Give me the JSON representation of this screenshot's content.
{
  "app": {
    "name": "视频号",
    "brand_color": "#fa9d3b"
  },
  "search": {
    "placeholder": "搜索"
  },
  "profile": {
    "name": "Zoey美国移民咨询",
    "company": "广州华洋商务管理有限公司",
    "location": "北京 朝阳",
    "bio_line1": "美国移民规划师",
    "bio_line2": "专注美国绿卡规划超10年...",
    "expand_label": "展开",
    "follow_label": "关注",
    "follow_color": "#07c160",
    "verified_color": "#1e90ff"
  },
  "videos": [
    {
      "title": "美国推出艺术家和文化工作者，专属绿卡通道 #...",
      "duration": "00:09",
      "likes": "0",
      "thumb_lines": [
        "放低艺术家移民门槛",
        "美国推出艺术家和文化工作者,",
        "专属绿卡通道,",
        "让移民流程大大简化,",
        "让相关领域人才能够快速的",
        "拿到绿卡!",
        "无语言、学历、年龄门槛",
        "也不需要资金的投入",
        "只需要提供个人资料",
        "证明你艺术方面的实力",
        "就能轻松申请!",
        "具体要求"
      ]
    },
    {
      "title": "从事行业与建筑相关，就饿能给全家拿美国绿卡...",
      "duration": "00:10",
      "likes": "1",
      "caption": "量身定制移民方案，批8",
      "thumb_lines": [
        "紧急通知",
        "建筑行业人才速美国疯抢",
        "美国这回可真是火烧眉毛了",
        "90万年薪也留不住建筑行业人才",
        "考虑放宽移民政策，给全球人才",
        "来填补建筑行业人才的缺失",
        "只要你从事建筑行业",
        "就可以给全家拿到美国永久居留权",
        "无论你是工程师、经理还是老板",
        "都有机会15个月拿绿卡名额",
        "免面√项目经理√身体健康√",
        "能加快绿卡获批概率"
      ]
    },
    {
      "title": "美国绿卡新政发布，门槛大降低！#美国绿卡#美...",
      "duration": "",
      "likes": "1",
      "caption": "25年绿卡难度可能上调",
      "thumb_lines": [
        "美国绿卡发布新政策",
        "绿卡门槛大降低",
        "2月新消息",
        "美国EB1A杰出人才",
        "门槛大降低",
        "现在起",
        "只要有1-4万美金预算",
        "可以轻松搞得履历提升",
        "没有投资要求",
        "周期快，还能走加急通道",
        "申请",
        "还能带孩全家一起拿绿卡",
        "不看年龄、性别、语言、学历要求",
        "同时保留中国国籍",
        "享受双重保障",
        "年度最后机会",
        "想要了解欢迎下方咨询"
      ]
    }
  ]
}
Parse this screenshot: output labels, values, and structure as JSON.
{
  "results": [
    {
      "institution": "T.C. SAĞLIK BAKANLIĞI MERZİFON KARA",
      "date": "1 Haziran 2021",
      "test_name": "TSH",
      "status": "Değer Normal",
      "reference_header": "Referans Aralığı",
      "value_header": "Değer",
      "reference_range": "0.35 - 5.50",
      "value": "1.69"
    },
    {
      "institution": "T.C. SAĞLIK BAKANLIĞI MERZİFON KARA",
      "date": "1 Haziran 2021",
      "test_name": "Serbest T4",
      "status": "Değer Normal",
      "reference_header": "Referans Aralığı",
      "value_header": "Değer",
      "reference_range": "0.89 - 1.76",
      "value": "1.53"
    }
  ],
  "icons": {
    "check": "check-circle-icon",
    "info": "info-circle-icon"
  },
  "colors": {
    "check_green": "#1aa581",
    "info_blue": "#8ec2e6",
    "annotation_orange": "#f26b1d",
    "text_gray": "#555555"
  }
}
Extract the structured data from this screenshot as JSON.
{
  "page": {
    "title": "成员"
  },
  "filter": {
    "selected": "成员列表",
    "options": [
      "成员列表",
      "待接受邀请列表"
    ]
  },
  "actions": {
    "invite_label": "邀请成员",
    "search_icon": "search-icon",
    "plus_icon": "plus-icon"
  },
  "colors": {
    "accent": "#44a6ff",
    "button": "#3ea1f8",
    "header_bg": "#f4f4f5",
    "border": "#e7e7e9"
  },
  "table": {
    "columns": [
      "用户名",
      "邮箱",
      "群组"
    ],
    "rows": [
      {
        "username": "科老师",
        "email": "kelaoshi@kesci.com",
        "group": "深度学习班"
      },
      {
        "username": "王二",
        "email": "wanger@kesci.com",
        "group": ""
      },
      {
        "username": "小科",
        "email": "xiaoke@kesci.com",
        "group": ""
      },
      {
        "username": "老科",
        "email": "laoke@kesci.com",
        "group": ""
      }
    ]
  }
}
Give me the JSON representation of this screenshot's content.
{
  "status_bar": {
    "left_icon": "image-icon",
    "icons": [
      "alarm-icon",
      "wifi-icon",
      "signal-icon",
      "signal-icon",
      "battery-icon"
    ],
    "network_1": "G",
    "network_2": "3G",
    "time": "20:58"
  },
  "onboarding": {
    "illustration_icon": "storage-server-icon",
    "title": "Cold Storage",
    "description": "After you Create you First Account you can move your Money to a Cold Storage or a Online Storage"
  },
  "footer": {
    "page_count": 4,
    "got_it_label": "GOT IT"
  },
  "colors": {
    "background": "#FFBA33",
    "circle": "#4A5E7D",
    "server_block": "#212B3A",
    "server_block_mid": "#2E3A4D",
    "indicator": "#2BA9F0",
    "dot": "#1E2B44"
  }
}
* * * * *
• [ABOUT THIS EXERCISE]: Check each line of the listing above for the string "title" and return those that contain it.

• [RESULT FOR THIS EXERCISE]:
      "title": "美国推出艺术家和文化工作者，专属绿卡通道 #...",
      "title": "从事行业与建筑相关，就饿能给全家拿美国绿卡...",
      "title": "美国绿卡新政发布，门槛大降低！#美国绿卡#美...",
    "title": "成员"
    "title": "Cold Storage",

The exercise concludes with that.